Conversation in your classroom is as important as conversation in real life. Which is to say the least very important. Without conversation skills one cannot communicate ones needs, nor can one answer questions and debate possibilities or outcomes. Details and knowledge without the ability to communicate them are largely useless. How big a classroom is will vary, but not the way a student learns… As all teachers know, a quiet student concentrating is a victory sometimes but not if the student doesn’t pop their head up and show off what they learnt. Also, a quiet classroom is bliss, but if a classroom full of eager students is quiet all the time, then a teacher should be worried. Below we answer four important questions in regards to classroom conversation.
What is good classroom conversation?
A teacher has many tools in his arsenal with which to implement good learning. One of these is the classic conversation. Conversation is good because it draws the student out from the desk, the activity and themselves. The student gets to use things learned in real time, form opinions and ask questions. Good conversation is the goal. Good conversation invokes spritely communication in classrooms and above all – is fun. It allows the student to gather their thoughts and reply in kind. Just like they will in real time conversations in their future.
But beware, classroom conversation that goes unchecked can descend into madness, resulting in nobody learning anything except how to outbid another in volume. Also, students can often digress into topics unsuitable for a classroom or just plain wrong for your lesson. It is a teacher’s job to keep classroom conversation in-check, a master of ceremonies if you will. This is a good way to teach the students how to stay on course in conversation. Which in real life will be very handy. However, it is through planning and prompting that this can be achieved.
Important to note is that good learning is FUN. So a good teacher must be sure to inject fun elements into the lesson plan, making sure to keep the conversations about things the students care about. Finding out the latest trends and basing the class conversation around that will keep the student eager to know and to show what they have learnt.

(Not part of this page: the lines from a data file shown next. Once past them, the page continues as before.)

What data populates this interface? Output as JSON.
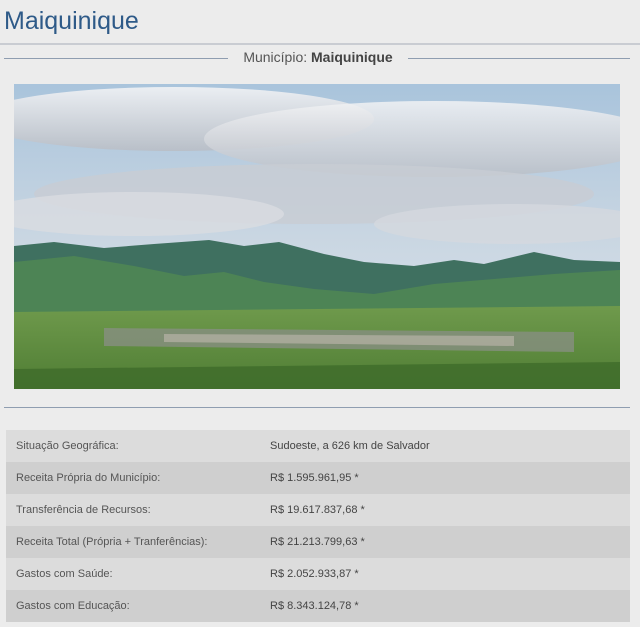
{
  "header": {
    "title": "Maiquinique"
  },
  "subtitle": {
    "label": "Município:",
    "name": "Maiquinique"
  },
  "info_rows": [
    {
      "label": "Situação Geográfica:",
      "value": "Sudoeste, a 626 km de Salvador"
    },
    {
      "label": "Receita Própria do Município:",
      "value": "R$ 1.595.961,95 *"
    },
    {
      "label": "Transferência de Recursos:",
      "value": "R$ 19.617.837,68 *"
    },
    {
      "label": "Receita Total (Própria + Tranferências):",
      "value": "R$ 21.213.799,63 *"
    },
    {
      "label": "Gastos com Saúde:",
      "value": "R$ 2.052.933,87 *"
    },
    {
      "label": "Gastos com Educação:",
      "value": "R$ 8.343.124,78 *"
    }
  ],
  "colors": {
    "title": "#2e5a88",
    "page_background": "#ececec",
    "row_light": "#dcdcdc",
    "row_dark": "#cfcfcf"
  }
}
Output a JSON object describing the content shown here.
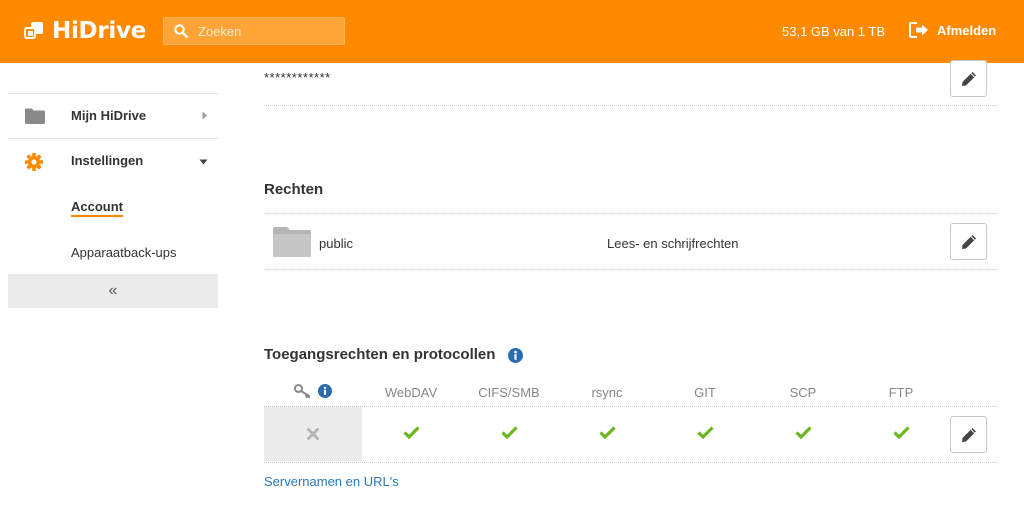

Why does it help improve understanding and grades?
As any human will attest. Conversation improves memory. A student can link it to word play and movement, and react to comments, thus, the language will imprint itself in the students mind. It is the pinnacle of evidence based learning. Design thinking within the learning spectrum is important also. You can lead on from one conversation to another, while keeping both relevant and fun. You can design the lesson so as to call back all the conversations the student had throughout the lesson, culminating in an all knowing ‘ahhhhh ‘moment from the students. It is a tried and tested method. Splitting up the class into small sections enables better learning and allows the student to converse in an easier setting. We don’t want to reinvent the wheel, but we do want to improve its function.
How it helps to develop communication and confidence?
Questions, answers, theories, maybe’s. These are all great ways to develop conversation skills. A teacher can start with a good question. An open question that can take many answers. Then the student can be given time to write down thoughts and ideas. Describing things for example is a good way to get the learning pot bubbling. A student, given the opportunity to write down her ideas on a subject can then lean on the notes during a conversation. Eventually the student won’t need to write or lean, she can just get stuck into the conversation fully equipped to ask, answer and theorise.
With modern technologies such as Kapture8 you are able to ‘Kapture’ the evidence to help improve and monitor progress during your lessons. Learning is fun and assessment should not hinder learning but help to extend and enhance! Find out more about Kapture8 by contacting us on [email protected]